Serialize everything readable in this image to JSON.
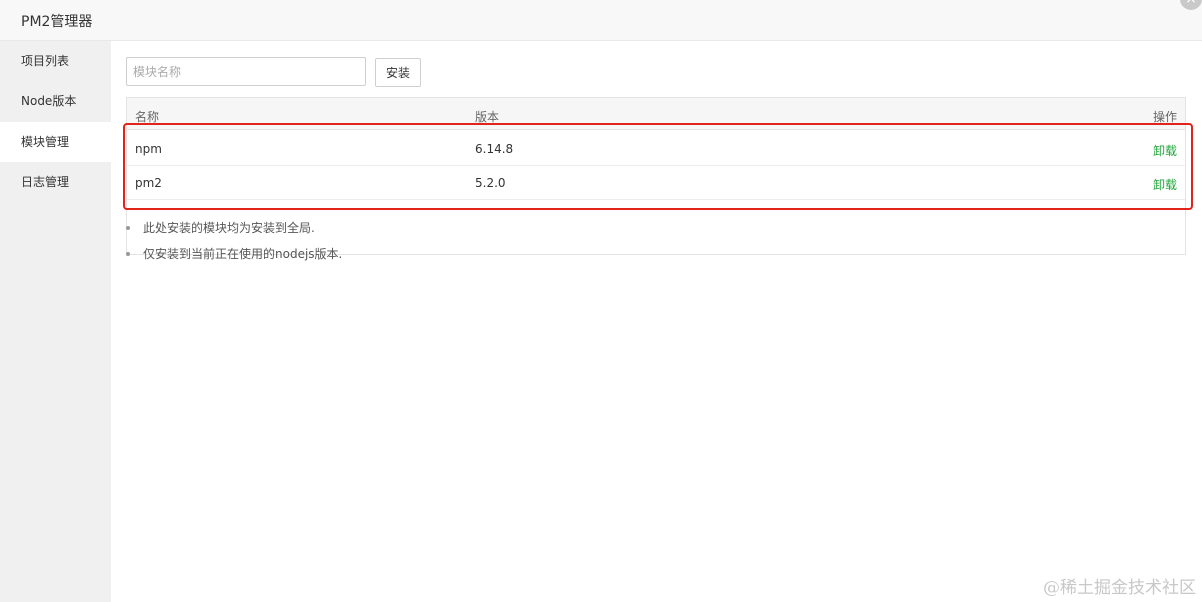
{
  "window": {
    "title": "PM2管理器"
  },
  "sidebar": {
    "items": [
      {
        "label": "项目列表",
        "active": false
      },
      {
        "label": "Node版本",
        "active": false
      },
      {
        "label": "模块管理",
        "active": true
      },
      {
        "label": "日志管理",
        "active": false
      }
    ]
  },
  "search": {
    "placeholder": "模块名称",
    "value": "",
    "install_label": "安装"
  },
  "table": {
    "headers": [
      "名称",
      "版本",
      "操作"
    ],
    "rows": [
      {
        "name": "npm",
        "version": "6.14.8",
        "action": "卸载"
      },
      {
        "name": "pm2",
        "version": "5.2.0",
        "action": "卸载"
      }
    ]
  },
  "notes": [
    "此处安装的模块均为安装到全局.",
    "仅安装到当前正在使用的nodejs版本."
  ],
  "watermark": "@稀土掘金技术社区",
  "colors": {
    "action": "#20a53a",
    "highlight": "#e2231a",
    "sidebar_bg": "#f0f0f0"
  }
}
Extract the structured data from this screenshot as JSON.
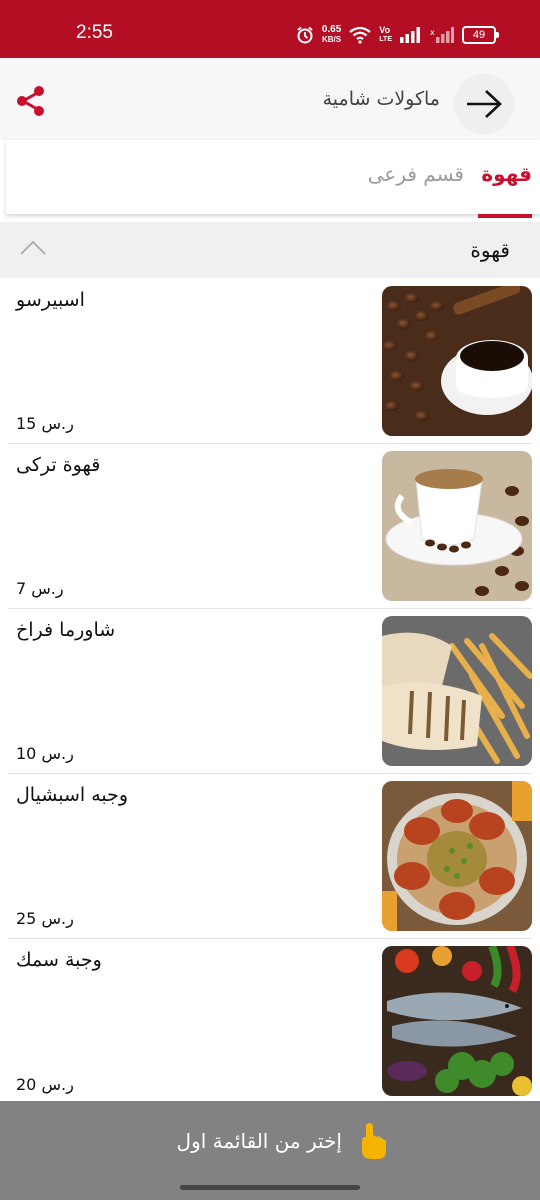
{
  "status_bar": {
    "time": "2:55",
    "net_speed_value": "0.65",
    "net_speed_unit": "KB/S",
    "volte_top": "Vo",
    "volte_bottom": "LTE",
    "battery": "49"
  },
  "app_bar": {
    "title": "ماكولات شامية",
    "back_icon": "arrow-right-icon",
    "share_icon": "share-icon"
  },
  "tabs": {
    "active": "قهوة",
    "sub": "قسم فرعى"
  },
  "section": {
    "title": "قهوة",
    "collapse_icon": "chevron-up-icon"
  },
  "items": [
    {
      "name": "اسبيرسو",
      "price": "15 ر.س"
    },
    {
      "name": "قهوة تركى",
      "price": "7 ر.س"
    },
    {
      "name": "شاورما فراخ",
      "price": "10 ر.س"
    },
    {
      "name": "وجبه اسبشيال",
      "price": "25 ر.س"
    },
    {
      "name": "وجبة سمك",
      "price": "20 ر.س"
    }
  ],
  "bottom_bar": {
    "text": "إختر من القائمة اول",
    "hand_icon": "pointing-hand-icon"
  },
  "colors": {
    "brand_red": "#c8102e",
    "status_red": "#b30e24",
    "toast_gray": "#828282"
  }
}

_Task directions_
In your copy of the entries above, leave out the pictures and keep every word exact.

_Finished exercise_
Serialize everything readable in this image to JSON.
{
  "window": {
    "title": "PM2管理器"
  },
  "sidebar": {
    "items": [
      {
        "label": "项目列表",
        "active": false
      },
      {
        "label": "Node版本",
        "active": false
      },
      {
        "label": "模块管理",
        "active": true
      },
      {
        "label": "日志管理",
        "active": false
      }
    ]
  },
  "search": {
    "placeholder": "模块名称",
    "value": "",
    "install_label": "安装"
  },
  "table": {
    "headers": [
      "名称",
      "版本",
      "操作"
    ],
    "rows": [
      {
        "name": "npm",
        "version": "6.14.8",
        "action": "卸载"
      },
      {
        "name": "pm2",
        "version": "5.2.0",
        "action": "卸载"
      }
    ]
  },
  "notes": [
    "此处安装的模块均为安装到全局.",
    "仅安装到当前正在使用的nodejs版本."
  ],
  "watermark": "@稀土掘金技术社区",
  "colors": {
    "action": "#20a53a",
    "highlight": "#e2231a",
    "sidebar_bg": "#f0f0f0"
  }
}
Extract the structured data from this screenshot as JSON.
{
  "status_bar": {
    "time": "2:55",
    "net_speed_value": "0.65",
    "net_speed_unit": "KB/S",
    "volte_top": "Vo",
    "volte_bottom": "LTE",
    "battery": "49"
  },
  "app_bar": {
    "title": "ماكولات شامية",
    "back_icon": "arrow-right-icon",
    "share_icon": "share-icon"
  },
  "tabs": {
    "active": "قهوة",
    "sub": "قسم فرعى"
  },
  "section": {
    "title": "قهوة",
    "collapse_icon": "chevron-up-icon"
  },
  "items": [
    {
      "name": "اسبيرسو",
      "price": "15 ر.س"
    },
    {
      "name": "قهوة تركى",
      "price": "7 ر.س"
    },
    {
      "name": "شاورما فراخ",
      "price": "10 ر.س"
    },
    {
      "name": "وجبه اسبشيال",
      "price": "25 ر.س"
    },
    {
      "name": "وجبة سمك",
      "price": "20 ر.س"
    }
  ],
  "bottom_bar": {
    "text": "إختر من القائمة اول",
    "hand_icon": "pointing-hand-icon"
  },
  "colors": {
    "brand_red": "#c8102e",
    "status_red": "#b30e24",
    "toast_gray": "#828282"
  }
}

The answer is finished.